One of the most interesting new trends in crime fiction is the regional historical thriller, and nobody does it better than Loren D. Estleman, whose books about Detroit's past--Aces and Eights, Billy Gashade, City of Widows, Edsel, Red Highway, Stamping Ground, Stress--turn that city's muscular and often bloody heritage into absorbing fiction.

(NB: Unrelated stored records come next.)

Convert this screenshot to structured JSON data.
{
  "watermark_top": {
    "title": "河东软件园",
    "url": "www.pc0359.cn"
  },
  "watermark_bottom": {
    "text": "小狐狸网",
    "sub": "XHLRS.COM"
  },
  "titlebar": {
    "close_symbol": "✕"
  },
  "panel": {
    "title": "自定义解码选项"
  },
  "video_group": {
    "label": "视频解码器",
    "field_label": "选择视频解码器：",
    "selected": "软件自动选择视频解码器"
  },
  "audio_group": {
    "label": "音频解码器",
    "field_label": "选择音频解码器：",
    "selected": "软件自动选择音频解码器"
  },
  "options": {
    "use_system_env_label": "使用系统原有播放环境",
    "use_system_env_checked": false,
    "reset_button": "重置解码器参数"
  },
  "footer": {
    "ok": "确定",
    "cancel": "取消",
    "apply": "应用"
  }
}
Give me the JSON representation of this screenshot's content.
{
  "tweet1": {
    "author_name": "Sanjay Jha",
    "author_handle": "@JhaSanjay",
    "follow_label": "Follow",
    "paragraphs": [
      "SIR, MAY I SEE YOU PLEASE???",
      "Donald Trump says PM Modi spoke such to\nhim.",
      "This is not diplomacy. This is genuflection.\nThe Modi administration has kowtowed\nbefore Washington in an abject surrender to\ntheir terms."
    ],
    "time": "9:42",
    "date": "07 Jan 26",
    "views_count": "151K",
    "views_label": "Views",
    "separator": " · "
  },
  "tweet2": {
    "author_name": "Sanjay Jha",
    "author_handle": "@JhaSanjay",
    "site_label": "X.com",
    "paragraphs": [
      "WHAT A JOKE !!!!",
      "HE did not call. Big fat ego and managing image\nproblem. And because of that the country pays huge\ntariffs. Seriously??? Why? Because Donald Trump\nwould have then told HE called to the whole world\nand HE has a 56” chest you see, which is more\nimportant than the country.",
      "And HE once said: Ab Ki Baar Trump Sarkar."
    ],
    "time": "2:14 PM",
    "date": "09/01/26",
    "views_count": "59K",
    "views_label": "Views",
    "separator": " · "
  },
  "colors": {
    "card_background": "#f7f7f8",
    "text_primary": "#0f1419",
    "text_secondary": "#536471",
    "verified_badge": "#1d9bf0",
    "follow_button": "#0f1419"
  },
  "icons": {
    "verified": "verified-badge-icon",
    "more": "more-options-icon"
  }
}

In Jitterbug, Estelman shows us Detroit during World War II, where Lieutenant Maximillian "Zag" Zagreb heads up a team of overage misfits at the police department's racket squad. A particularly nasty killer called Kilroy appears to be targeting and then slicing up hoarders of ration coupons, and Lieutenant Zagreb's investigators are the thin red line deployed to stop him. They use some extremely unorthodox tactics and find themselves in the midst of a race riot, but Kilroy continues to elude them and fight his private war against profiteers. The heavy is a masterful creation, a believable psychopath who wears a stolen Army Air Force uniform and has made up a heroic career to cover his rejection by military psychiatrists. "On those rare occasions when he did not stand outside himself," Estelman writes, "he could hear the thump of the mortars and chomping of the heavy machine guns behind their sandbags on the hills." --Dick Adler